» **Activity**
Find the lines in the records that carry the word "chevron". Copy each one.

━━━━━ Records for the task ━━━━━

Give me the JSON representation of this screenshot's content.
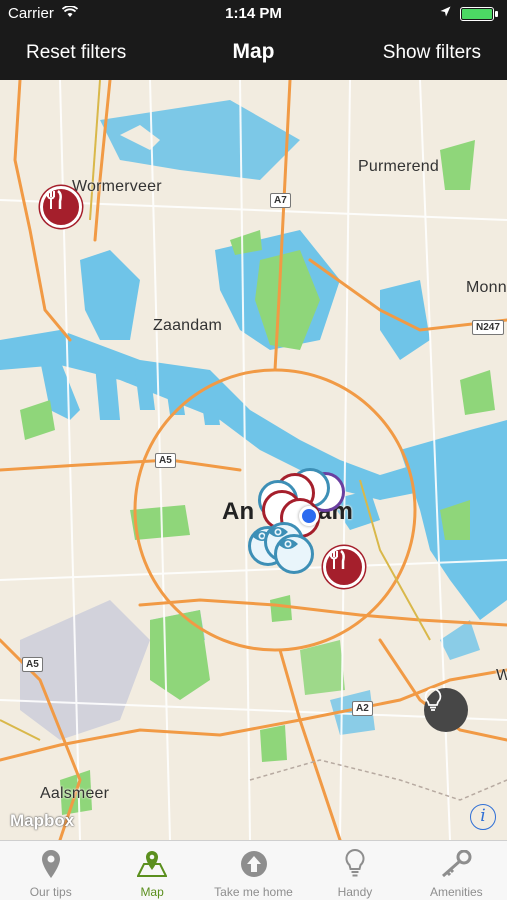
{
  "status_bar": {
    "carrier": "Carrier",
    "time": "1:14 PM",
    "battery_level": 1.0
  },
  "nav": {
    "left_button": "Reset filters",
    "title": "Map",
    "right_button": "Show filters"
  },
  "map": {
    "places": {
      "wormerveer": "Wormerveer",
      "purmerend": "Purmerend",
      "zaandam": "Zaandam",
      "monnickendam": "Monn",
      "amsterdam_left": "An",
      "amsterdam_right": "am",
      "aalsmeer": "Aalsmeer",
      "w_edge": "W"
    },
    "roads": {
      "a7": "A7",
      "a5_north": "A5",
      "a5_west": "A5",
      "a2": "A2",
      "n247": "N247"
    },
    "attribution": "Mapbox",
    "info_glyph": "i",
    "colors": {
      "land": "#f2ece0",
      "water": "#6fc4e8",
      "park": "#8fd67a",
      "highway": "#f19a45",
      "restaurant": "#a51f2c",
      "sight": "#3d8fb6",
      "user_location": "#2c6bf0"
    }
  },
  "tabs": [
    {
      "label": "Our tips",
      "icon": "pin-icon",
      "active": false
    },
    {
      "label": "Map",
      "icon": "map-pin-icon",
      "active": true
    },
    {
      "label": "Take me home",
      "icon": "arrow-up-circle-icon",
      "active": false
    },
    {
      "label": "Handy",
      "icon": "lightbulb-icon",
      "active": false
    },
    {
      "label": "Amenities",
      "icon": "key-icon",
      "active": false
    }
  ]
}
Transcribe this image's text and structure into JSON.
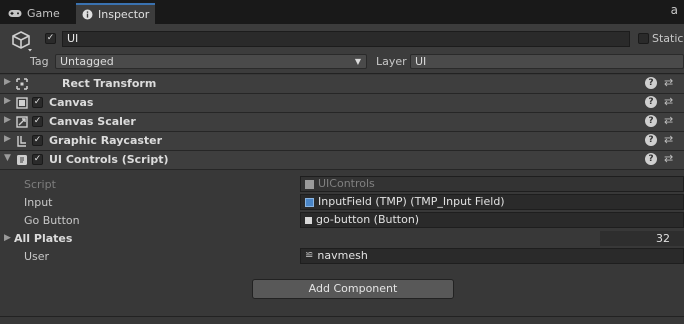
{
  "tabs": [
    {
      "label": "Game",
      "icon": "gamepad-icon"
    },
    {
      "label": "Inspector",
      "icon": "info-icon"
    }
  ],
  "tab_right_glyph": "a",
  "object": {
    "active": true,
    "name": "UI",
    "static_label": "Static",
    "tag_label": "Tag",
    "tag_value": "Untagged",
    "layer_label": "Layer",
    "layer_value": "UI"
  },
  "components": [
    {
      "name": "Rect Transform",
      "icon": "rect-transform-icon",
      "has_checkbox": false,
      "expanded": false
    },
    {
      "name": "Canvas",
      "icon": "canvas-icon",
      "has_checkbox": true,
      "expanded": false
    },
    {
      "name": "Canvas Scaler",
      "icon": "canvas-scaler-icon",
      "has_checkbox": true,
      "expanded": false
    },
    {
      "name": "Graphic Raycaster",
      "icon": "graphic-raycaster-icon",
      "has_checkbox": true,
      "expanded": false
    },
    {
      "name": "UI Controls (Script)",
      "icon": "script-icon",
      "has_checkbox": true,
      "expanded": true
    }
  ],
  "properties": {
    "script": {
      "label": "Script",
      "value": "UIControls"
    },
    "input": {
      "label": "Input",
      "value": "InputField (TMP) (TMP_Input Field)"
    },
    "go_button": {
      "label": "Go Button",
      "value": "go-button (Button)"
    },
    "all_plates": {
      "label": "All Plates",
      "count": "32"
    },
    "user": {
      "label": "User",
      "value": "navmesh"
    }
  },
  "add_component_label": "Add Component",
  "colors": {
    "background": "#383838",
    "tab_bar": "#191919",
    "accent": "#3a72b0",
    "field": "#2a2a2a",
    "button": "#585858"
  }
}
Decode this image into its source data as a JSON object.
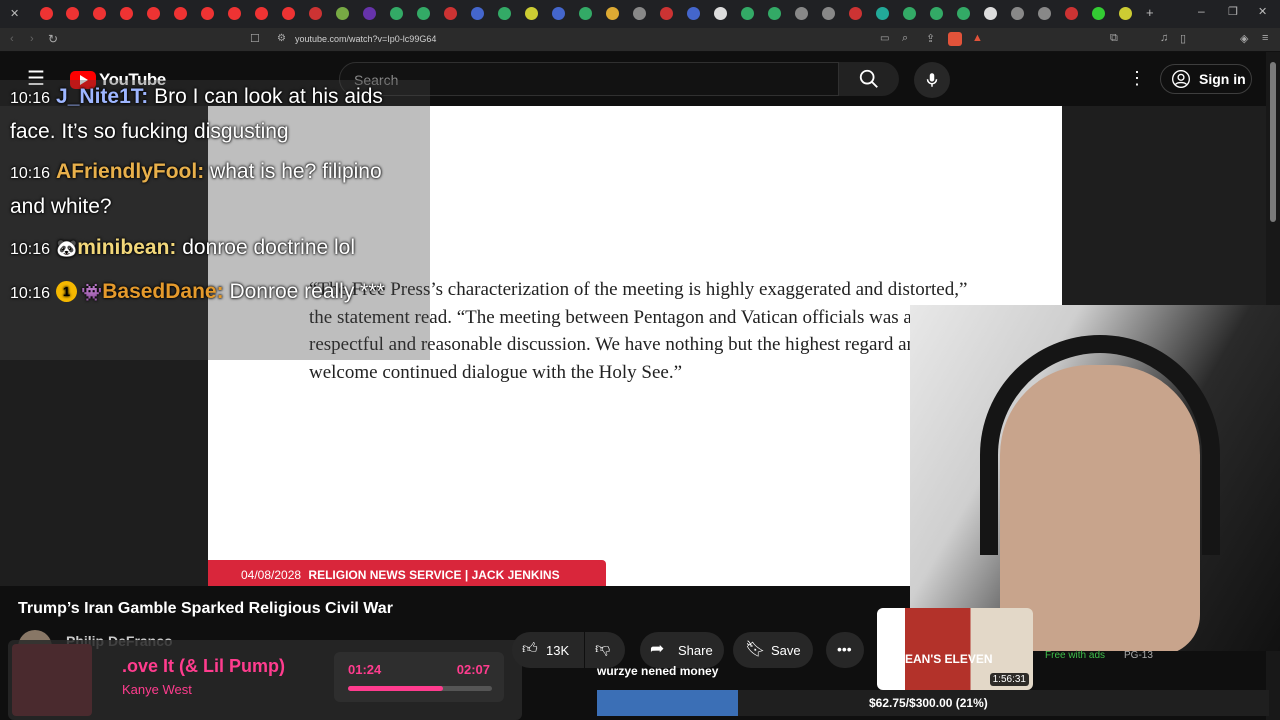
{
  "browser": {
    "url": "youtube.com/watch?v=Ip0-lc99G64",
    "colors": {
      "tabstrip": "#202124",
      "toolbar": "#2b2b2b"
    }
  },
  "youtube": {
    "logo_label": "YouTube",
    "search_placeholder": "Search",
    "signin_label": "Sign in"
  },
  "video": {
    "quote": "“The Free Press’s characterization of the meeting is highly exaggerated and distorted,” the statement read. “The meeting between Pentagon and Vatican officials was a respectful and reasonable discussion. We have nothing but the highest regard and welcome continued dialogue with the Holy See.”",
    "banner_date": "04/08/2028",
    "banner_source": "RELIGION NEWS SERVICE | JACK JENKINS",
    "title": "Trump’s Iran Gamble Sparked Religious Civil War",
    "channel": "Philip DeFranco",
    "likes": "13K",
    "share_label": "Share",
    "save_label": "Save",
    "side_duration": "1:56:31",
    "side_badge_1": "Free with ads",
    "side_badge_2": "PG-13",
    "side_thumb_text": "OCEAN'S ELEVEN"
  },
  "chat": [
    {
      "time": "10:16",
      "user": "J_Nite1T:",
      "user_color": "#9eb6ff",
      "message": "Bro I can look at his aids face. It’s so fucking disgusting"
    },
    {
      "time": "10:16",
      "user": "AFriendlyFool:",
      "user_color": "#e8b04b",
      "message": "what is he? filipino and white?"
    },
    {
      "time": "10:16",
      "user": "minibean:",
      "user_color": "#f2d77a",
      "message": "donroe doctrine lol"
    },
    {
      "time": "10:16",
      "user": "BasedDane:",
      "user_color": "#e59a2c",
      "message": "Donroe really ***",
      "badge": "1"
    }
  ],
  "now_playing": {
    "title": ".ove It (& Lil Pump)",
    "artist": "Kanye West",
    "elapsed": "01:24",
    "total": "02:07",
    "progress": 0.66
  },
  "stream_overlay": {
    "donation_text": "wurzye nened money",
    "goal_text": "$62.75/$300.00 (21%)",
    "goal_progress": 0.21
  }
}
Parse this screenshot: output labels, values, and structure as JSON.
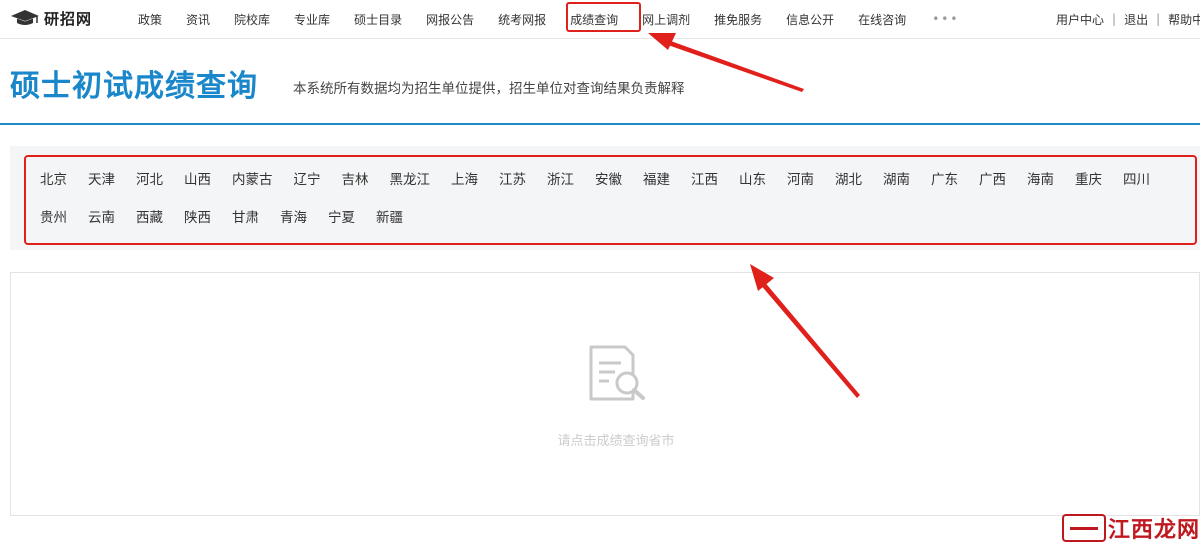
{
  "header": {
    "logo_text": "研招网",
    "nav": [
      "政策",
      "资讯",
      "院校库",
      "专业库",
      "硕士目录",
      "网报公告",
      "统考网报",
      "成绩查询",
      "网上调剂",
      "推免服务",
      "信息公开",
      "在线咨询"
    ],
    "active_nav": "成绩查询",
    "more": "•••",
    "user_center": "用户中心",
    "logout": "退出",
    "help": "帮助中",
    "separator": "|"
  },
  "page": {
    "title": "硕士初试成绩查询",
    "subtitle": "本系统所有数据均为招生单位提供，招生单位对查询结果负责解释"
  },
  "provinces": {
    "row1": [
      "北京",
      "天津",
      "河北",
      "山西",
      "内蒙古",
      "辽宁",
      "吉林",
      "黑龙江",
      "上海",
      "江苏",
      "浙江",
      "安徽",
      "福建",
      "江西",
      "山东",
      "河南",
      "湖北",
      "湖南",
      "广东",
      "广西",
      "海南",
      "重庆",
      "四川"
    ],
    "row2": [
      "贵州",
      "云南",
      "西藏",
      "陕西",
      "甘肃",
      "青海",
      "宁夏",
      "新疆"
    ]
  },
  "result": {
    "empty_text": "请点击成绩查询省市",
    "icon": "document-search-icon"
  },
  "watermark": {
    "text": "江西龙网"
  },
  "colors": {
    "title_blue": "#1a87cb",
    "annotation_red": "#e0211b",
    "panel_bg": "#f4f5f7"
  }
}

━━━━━
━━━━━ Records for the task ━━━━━

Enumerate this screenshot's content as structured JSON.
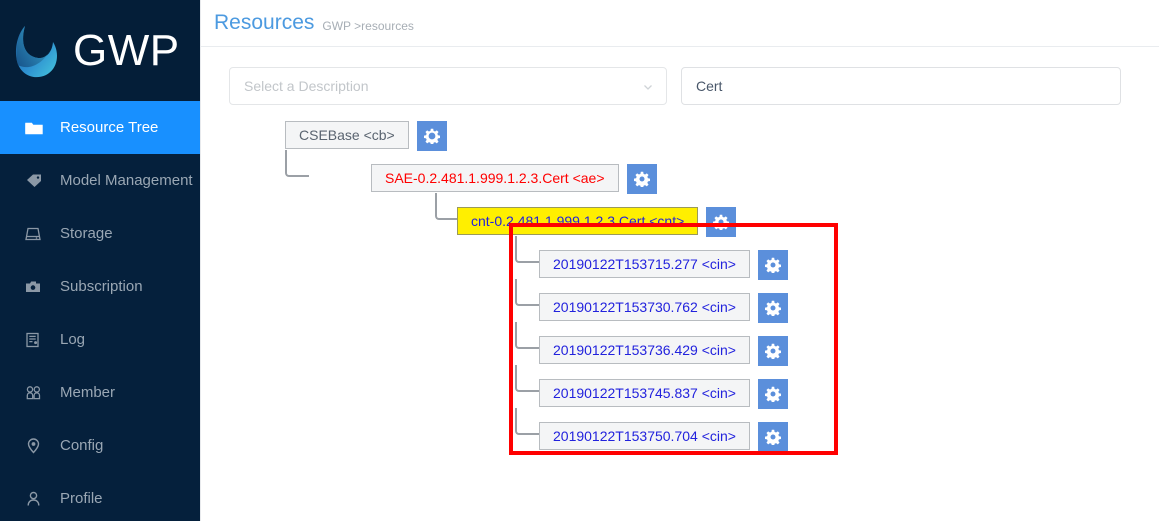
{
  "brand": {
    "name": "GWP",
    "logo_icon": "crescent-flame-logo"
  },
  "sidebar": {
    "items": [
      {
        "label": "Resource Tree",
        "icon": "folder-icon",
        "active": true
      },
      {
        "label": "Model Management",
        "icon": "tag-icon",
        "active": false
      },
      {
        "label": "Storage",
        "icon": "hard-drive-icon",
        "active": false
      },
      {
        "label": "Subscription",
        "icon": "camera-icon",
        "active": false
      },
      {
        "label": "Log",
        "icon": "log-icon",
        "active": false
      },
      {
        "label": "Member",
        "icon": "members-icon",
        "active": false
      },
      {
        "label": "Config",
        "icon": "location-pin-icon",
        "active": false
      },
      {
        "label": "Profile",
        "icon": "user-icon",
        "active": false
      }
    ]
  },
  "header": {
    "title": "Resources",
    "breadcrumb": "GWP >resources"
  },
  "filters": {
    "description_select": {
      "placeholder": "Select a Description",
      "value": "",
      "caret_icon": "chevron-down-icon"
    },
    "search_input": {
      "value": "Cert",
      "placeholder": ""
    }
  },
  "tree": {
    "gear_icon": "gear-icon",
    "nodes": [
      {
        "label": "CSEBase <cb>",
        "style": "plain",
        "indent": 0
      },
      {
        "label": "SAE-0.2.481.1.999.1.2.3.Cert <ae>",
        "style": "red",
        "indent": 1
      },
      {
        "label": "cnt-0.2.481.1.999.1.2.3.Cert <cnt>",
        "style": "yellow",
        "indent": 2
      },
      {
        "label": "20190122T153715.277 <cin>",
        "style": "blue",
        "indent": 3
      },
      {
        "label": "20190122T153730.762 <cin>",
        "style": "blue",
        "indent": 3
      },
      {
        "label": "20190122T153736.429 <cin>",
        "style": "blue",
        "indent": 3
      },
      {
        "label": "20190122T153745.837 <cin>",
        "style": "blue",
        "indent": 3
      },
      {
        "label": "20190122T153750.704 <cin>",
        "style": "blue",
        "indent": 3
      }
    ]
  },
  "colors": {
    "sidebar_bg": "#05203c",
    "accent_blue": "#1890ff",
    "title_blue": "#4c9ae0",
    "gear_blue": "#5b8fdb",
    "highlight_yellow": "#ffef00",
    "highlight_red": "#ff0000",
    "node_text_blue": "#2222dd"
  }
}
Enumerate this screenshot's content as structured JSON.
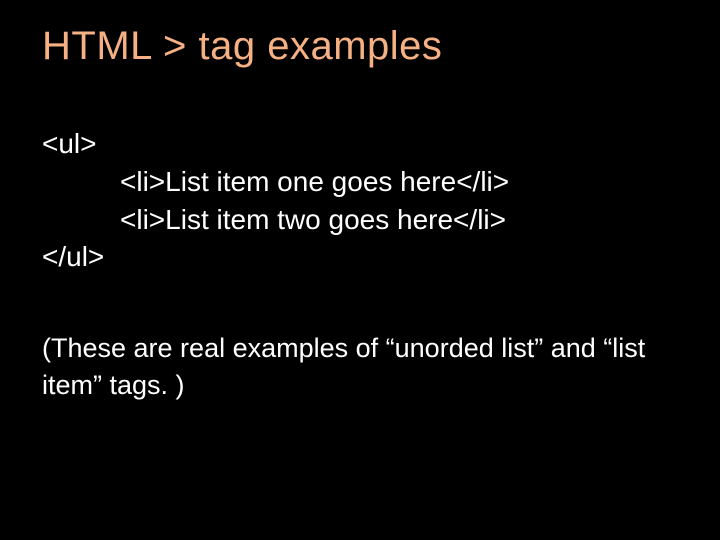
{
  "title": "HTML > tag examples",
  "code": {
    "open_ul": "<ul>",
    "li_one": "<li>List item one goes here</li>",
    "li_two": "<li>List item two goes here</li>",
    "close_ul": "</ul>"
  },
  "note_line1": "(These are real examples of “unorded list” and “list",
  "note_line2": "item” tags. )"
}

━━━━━
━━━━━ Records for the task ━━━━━

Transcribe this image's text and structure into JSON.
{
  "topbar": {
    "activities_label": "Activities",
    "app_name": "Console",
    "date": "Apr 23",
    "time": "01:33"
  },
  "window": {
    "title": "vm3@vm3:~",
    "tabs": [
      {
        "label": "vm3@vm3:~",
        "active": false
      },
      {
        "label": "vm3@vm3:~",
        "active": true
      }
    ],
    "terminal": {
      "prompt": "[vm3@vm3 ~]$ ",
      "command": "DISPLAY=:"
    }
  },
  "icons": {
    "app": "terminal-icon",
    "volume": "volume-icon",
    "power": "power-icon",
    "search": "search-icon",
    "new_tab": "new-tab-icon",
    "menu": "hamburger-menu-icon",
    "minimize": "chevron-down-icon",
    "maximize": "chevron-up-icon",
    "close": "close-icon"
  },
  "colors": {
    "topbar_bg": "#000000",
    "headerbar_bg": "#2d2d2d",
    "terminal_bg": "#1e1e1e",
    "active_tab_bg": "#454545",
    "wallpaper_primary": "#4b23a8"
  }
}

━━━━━

» **Task result**
      "caret_icon": "chevron-down-icon"
    "minimize": "chevron-down-icon",
    "maximize": "chevron-up-icon",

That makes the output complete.